Companies Can Help Protect Themselves from Website Accessibility Lawsuits with a Letter of Reasonable Accessibility from BoIA
Businesses that have a Letter of Reasonable Accessibility will be better-protected from accessibility lawsuits, according to the Bureau of Internet Accessibility (BoIA). BoIA clients who have opted into ongoing support will receive a Letter of Reasonable Accessibility that helps prove their accessibility compliance. Clients’ attorneys can quickly refer to and share the letter to help defend against web accessibility lawsuits.
According to the U.S. Centers for Disease Control and Prevention, a full 25 percent of U.S. adults are living with a disability, which can create large and small complications and difficulties for the people who have them. In some instances, technological developments have made the daily lives of people with disabilities easier than ever before. Here are five ways that people with disabilities can use digital technologies in the world around them.
First-Ever 24/7 Accessibility Customer Support Line for Clients’ Websites Launched by Bureau of Internet Accessibility
The Bureau of Internet Accessibility (BoIA) announced today that it has launched the industry’s first live accessibility support phone line that will aid a website’s visitors 24 hours a day, seven days a week. The new support system enhances the company’s robust accessibility monitoring and support program to assist organizations with digital accessibility legal requirements.
Microsoft recently announced a new grant called AI for Accessibility. This grant is geared to encourage developers to create products using Microsoft’s AI tools that will help people with disabilities. Here's an introduction to AI's role in accessibility and some information about Microsoft's grant.

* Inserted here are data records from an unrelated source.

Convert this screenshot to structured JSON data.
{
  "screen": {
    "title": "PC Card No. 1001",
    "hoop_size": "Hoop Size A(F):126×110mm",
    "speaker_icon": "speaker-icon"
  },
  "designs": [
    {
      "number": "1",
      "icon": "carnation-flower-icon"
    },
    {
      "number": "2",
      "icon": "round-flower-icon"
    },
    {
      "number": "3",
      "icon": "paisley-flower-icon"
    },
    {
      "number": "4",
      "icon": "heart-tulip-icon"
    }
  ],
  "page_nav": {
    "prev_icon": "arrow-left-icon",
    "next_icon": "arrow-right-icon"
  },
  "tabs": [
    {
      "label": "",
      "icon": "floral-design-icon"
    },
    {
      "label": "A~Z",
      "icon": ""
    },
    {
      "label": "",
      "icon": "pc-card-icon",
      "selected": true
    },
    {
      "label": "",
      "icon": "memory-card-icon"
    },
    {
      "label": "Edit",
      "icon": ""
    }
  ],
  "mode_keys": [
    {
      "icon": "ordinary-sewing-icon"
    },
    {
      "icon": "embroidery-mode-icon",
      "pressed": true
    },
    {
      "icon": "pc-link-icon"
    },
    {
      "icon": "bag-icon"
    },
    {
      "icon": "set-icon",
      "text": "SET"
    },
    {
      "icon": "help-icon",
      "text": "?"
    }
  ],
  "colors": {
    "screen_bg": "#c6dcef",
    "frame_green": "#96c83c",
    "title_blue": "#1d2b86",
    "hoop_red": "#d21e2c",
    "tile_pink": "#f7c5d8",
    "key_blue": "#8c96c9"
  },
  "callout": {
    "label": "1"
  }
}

January 4 marks World Braille Day, a celebration of the reading and writing code used by some blind people. To honor this day and to spread some much-needed awareness, we're sharing five facts about Braille that many people who don't use the system may not yet realize.
By promising to change the way we live, work, and travel, the Internet of Things (IoT) is projected to have a more dramatic impact in the very near future. When IoT devices are built to be accessible, they can greatly enhance the quality of life for some people. But what happens when they aren't accessible?
Many people don't know that Santa Clause knows Braille. That's right — children who read Braille can have their very own letter from Santa. Check out some of the organizations that help with this and get your requests in on time!
December 3rd in the global observance of the International Day of Persons with Disabilities. According to the United Nations, the day "aims to promote the rights and well-being of persons with disabilities in all spheres of society and development, and to increase awareness of the situation of persons with disabilities in every aspect of political, social, economic and cultural life."
Many people are surprised to learn how much of the population actually lives with a disability. According to the CDC, 1 in 4 US adults has a disability, and the percentage is higher in those age 65 and older. When we consider that by 2030, people 65 and older will outnumber children in the country, it's a reminder that the time for accessibility is now.